WASHINGTON, October 14 (RIA Novosti) – A major US wood flooring chain has been accused in a report by an environmental advocacy group of knowingly purchasing lumber illegally harvested from protected forests in Russia that are home to the endangered Siberian tiger, of which only about 450 remain in the world.
As part of a three year probe, the Washington-based Environmental Investigation Agency (EIA) traveled to the Russian saw mills of one of Virginia-based Lumber Liquidators’ Chinese-owned suppliers, the Suifenhe Xingjia Economic and Trade Co., according to the report released last week.
Posing as potential buyers, EIA operatives secretly videotaped conversations with Xingjia executives who openly admitted to supplying Western clients with wood products that had been illegally logged in Russia’s Far East.
The EIA said it also photographed pallets of wood products labeled with a Lumber Liquidators house brand and tracked their passage through Russian, Chinese and US customs records.
The Lacey Act, a 113 year-old US federal conservation statute prohibiting trade in endangered fish, wildlife and plants that have been illegally acquired was amended in 2008 to include certain wood types to protect against illegal logging. Under the statute, US companies face criminal penalties of up to $500,000 per violation, according to The Wall Street Journal.
Lumber Liquidator’s headquarters in Toano, Virgina, and another location in Richmond, Virginia were raided last month by the US Immigration and Customs Enforcement's Homeland Security Investigations department, the US Fish and Wildlife Service and the US Justice Department according to The Wall Street Journal.
The EIA said it had handed its findings to federal authorities before the raid, and agents were looking for evidence that the company had imported wood from Russia’s Far East, the Journal reported last week, quoting a person familiar with the matter.
A Lumber Liquidators spokesman told Home Channel News, a home improvement building material industry news website, on Friday that the EIA report contained “unsubstantiated claims” and “numerous inaccuracies.”

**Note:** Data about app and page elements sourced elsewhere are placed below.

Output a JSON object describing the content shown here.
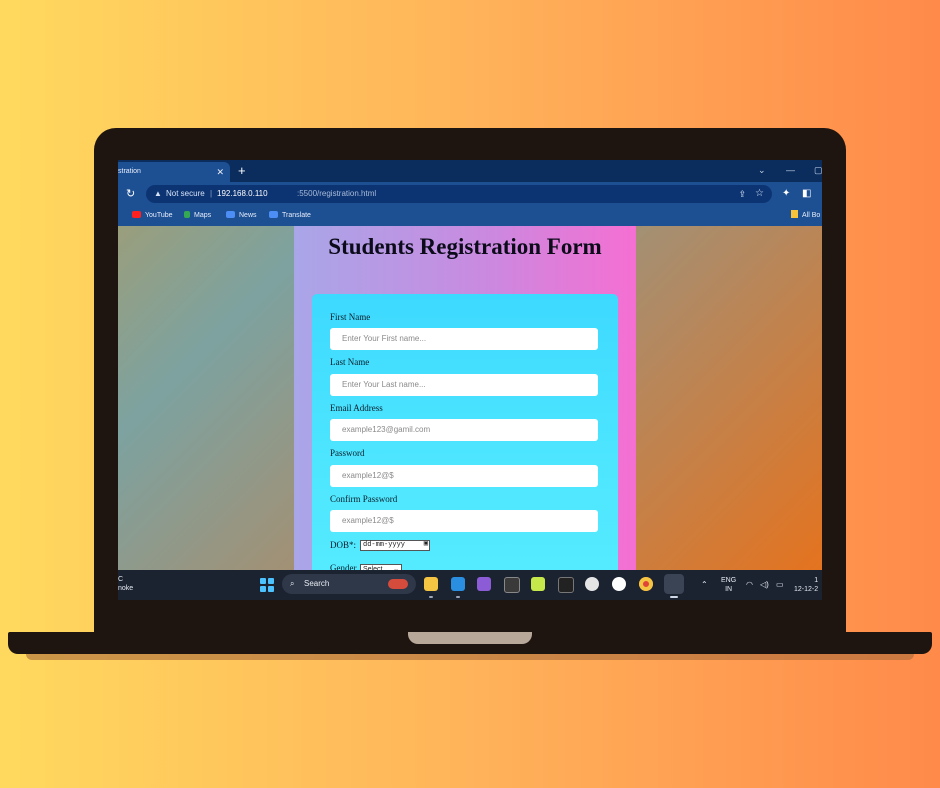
{
  "browser": {
    "tab_title": "stration",
    "new_tab_symbol": "+",
    "security_label": "Not secure",
    "separator": "|",
    "url_host": "192.168.0.110",
    "url_path": ":5500/registration.html",
    "bookmarks": [
      "YouTube",
      "Maps",
      "News",
      "Translate"
    ],
    "all_bookmarks": "All Bo"
  },
  "page": {
    "title": "Students Registration Form",
    "fields": [
      {
        "label": "First Name",
        "placeholder": "Enter Your First name..."
      },
      {
        "label": "Last Name",
        "placeholder": "Enter Your Last name..."
      },
      {
        "label": "Email Address",
        "placeholder": "example123@gamil.com"
      },
      {
        "label": "Password",
        "placeholder": "example12@$"
      },
      {
        "label": "Confirm Password",
        "placeholder": "example12@$"
      }
    ],
    "dob_label": "DOB*:",
    "dob_value": "dd-mm-yyyy",
    "gender_label": "Gender",
    "gender_selected": "Select"
  },
  "taskbar": {
    "left_line1": "C",
    "left_line2": "noke",
    "search_label": "Search",
    "lang_line1": "ENG",
    "lang_line2": "IN",
    "time": "1",
    "date": "12-12-2",
    "app_icons": [
      "file-explorer",
      "vscode",
      "visual-studio",
      "terminal",
      "pycharm",
      "unity",
      "app",
      "node",
      "chrome",
      "chrome-active"
    ]
  },
  "colors": {
    "form_card": "#4ee6ff",
    "column_gradient_end": "#f56fd2",
    "tab_bar": "#0a2d5e"
  }
}
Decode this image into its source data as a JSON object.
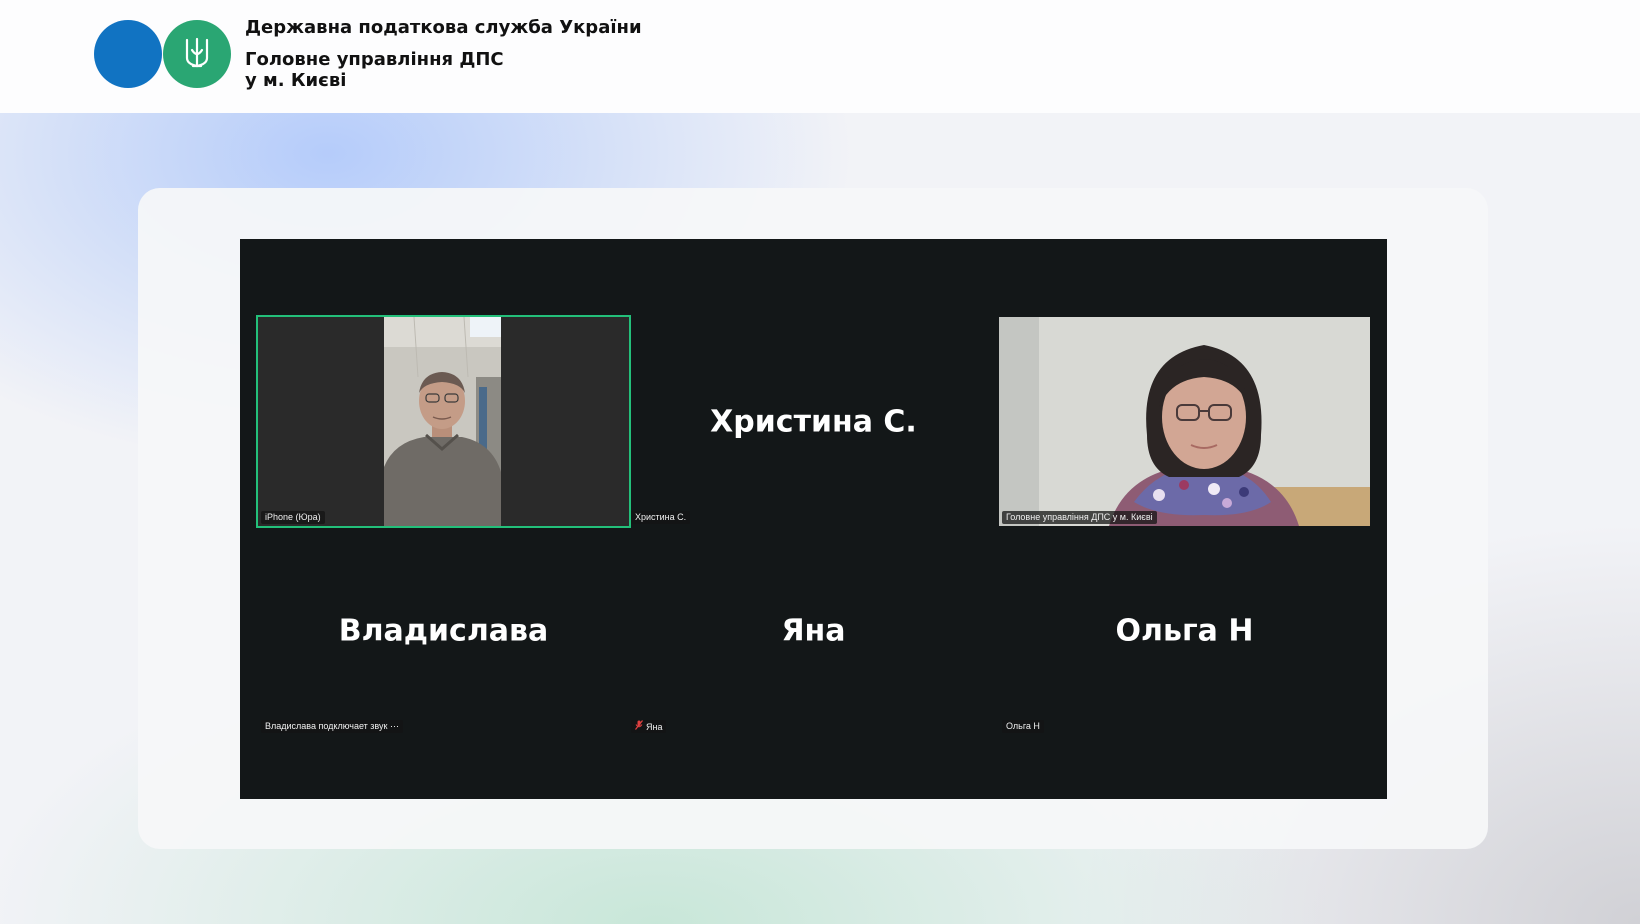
{
  "header": {
    "org_name": "Державна податкова служба України",
    "office_line1": "Головне управління ДПС",
    "office_line2": "у м. Києві",
    "colors": {
      "blue": "#1173c2",
      "green": "#2aa673"
    }
  },
  "meeting": {
    "background": "#131718",
    "active_speaker_color": "#23c07a",
    "tiles": [
      {
        "id": "yura",
        "display_name": "",
        "label": "iPhone (Юра)",
        "video": true,
        "active": true
      },
      {
        "id": "khrystyna",
        "display_name": "Христина С.",
        "label": "Христина С.",
        "video": false
      },
      {
        "id": "gu-dps",
        "display_name": "",
        "label": "Головне управління ДПС у м. Києві",
        "video": true
      },
      {
        "id": "vladyslava",
        "display_name": "Владислава",
        "label": "Владислава подключает звук",
        "video": false,
        "status_icon": "ellipsis-icon"
      },
      {
        "id": "yana",
        "display_name": "Яна",
        "label": "Яна",
        "video": false,
        "muted": true,
        "status_icon": "muted-mic-icon"
      },
      {
        "id": "olga",
        "display_name": "Ольга Н",
        "label": "Ольга Н",
        "video": false
      }
    ]
  }
}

The spokesman added, "We support protection of the environment and responsible forest management, and if we find that any of the company's suppliers are not adhering to our standards, we will discontinue sourcing from those suppliers."